Tuesday, Jan. 15, 2019 | 8:39 a.m.
NEW YORK — The upcoming Sports Illustrated Swimsuit Issue is moving its publication date, pushing it from the chill of February to warmer May, closer to bikini-weather.
Editor of the issue MJ Day tells The Associated Press the shift makes more sense for greater impact. "This is where it works, this is where it's great," she said. "It's always hard to think about buying a swimsuit when its 18 degrees out."
Day, who spoke by phone from a warm but undisclosed spot where some of the upcoming swimsuit issue will be photographed, said May is the time when many readers start to think about beaches and pools.
The switch also unlocks other locations in the world for the models and photographers, who usually need to have wrapped up photographing eight weeks before the issue goes to print.

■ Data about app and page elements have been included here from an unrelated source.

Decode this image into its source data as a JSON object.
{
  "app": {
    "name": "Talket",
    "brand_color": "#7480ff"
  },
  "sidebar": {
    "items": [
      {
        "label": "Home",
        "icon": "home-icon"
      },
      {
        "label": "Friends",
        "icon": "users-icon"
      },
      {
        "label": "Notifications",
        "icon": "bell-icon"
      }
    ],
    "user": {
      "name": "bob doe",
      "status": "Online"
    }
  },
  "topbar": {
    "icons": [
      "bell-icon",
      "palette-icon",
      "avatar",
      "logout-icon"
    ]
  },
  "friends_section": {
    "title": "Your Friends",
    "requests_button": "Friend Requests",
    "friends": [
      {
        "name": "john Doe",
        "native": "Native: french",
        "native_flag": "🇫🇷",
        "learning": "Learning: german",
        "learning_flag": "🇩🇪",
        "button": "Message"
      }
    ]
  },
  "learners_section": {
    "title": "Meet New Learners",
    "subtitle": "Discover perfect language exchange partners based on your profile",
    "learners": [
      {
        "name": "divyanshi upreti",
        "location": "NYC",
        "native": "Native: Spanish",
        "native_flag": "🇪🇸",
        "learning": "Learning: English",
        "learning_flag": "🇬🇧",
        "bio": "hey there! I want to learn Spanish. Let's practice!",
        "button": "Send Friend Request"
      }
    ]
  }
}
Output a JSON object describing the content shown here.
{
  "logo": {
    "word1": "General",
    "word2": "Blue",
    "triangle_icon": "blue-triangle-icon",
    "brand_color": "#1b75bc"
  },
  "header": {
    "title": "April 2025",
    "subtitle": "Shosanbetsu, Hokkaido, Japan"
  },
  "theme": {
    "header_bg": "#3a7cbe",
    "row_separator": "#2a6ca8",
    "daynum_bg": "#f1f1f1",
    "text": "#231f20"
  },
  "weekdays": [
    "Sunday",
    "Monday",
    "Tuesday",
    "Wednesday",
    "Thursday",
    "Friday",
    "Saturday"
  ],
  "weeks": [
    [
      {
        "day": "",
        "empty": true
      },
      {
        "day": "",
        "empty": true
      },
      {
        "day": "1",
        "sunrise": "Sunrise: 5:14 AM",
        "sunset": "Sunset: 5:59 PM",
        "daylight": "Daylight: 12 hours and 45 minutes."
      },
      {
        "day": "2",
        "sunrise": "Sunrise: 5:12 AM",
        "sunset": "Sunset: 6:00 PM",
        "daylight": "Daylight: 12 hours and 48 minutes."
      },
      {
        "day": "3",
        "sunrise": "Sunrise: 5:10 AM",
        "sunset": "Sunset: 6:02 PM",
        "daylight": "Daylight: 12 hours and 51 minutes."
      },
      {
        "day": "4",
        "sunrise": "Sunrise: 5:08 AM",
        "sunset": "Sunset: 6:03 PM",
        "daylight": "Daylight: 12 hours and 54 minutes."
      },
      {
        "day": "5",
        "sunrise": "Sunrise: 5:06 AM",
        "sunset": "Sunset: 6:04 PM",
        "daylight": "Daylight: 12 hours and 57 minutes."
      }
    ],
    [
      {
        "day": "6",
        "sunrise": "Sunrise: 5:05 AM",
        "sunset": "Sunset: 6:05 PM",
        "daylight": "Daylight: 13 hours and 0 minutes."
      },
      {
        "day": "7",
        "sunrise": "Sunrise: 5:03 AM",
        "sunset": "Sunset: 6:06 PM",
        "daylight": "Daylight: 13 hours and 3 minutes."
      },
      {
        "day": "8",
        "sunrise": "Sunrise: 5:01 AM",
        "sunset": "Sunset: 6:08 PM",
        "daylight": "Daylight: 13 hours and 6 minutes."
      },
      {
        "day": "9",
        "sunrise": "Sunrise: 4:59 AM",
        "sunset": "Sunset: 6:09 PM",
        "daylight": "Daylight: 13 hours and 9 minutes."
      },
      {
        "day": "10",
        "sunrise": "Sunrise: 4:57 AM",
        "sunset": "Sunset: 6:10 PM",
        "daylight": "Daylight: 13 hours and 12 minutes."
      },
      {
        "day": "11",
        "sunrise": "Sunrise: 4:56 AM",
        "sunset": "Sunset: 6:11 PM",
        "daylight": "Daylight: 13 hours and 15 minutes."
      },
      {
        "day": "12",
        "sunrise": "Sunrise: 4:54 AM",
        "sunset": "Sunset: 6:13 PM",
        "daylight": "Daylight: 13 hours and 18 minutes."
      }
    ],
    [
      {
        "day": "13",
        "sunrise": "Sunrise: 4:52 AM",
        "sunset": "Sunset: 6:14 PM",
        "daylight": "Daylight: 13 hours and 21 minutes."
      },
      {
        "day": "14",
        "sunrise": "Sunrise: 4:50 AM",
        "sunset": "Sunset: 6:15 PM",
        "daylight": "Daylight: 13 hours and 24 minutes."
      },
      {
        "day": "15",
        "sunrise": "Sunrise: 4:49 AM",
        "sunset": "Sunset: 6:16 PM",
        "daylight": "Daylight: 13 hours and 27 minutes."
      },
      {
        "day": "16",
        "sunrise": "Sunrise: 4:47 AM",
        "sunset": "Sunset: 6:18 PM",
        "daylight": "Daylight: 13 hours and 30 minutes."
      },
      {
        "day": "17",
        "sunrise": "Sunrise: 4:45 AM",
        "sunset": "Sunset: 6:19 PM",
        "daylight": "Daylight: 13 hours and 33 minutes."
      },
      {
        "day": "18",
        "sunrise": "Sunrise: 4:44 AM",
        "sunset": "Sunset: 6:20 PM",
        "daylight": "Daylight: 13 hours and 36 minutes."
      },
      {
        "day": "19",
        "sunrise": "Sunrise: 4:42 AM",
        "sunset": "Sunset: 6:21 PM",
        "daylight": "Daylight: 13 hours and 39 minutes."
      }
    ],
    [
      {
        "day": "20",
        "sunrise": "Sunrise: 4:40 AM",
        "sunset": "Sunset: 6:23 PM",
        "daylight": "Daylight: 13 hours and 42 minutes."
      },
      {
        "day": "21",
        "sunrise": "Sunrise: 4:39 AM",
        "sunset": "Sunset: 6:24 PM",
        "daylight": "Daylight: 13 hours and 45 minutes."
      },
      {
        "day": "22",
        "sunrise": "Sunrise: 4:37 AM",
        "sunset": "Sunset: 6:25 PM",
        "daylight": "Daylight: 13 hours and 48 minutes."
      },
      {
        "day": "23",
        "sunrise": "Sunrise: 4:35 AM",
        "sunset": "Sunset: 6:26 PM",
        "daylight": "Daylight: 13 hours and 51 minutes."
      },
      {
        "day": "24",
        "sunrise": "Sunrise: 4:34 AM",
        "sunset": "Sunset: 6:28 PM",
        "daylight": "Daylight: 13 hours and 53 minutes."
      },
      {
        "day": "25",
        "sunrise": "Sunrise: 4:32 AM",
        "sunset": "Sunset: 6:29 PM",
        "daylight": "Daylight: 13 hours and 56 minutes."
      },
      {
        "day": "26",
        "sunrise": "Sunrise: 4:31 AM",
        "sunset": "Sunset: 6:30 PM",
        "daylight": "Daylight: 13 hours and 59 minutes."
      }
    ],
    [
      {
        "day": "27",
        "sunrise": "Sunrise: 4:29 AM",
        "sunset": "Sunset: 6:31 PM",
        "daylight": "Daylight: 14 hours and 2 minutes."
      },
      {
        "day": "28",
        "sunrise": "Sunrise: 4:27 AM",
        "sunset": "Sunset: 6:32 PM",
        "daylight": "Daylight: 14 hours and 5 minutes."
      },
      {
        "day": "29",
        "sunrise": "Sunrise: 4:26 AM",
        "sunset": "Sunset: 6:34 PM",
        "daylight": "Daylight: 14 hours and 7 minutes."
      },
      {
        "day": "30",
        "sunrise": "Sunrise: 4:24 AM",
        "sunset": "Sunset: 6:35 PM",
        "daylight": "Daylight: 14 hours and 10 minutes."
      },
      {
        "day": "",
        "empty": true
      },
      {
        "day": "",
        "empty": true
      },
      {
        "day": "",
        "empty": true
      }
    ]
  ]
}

"We were so limited with our timing," said Day, who has been with the magazine since 1998. "There's been a whole set of places that have been off the table for us because their summers are when we're not shooting."
There was no special reason the month of February was initially chosen 55 years ago for the swimsuit edition. Back then, it was picked to liven up a slow sports winter month.
"The February placement for the swimsuit issue ... was chosen by the head of Sports Illustrated from years ago to fill a hole in the calendar," Day said. "We were just a stopgap."
The original swimsuit issue ran in 1964. It has been a launching pad for models such as Kathy Ireland, Christie Brinkley, Elle Macpherson, Kate Upton and Ashley Graham.
Over the years the issue has tried to stay fresh, with painted bikinis, plus-sized models, unedited photos, tiny swimsuits, amputee models, older models and the addition of professional athletes and celebrities in relationships.
"Creating is always a challenge, right?" Day said. "But I think that's what inspires you to do better, to do more and to do different. If it was the same formulaic thing year after year I think that's boring to the creators as well as the viewership."
Last year, in a nod to the #MeToo movement, the issue featured the likes of gymnast Aly Raisman and model Sailor Brinkley Cook posing nude with words like "Every voice matters," ''Survivor" and "Abuse is never OK."
The annual swimsuit issue has endured showing off beautiful people wearing very little despite pageants like Miss America dropping the swimsuit portion of the competition and de-emphasizing contestants' physical appearance. Day said she and her team carefully select their models for much more than their beauty. "They also are so inspiring and interesting and authentic in their own ways," she said.
"Take the time to get beyond that first impression of someone or how they may look or how they may choose to present themselves," she added, "and understand that they're so much deeper than that. It's not about that bikini they're wearing or the color of your hair or the size of your bra."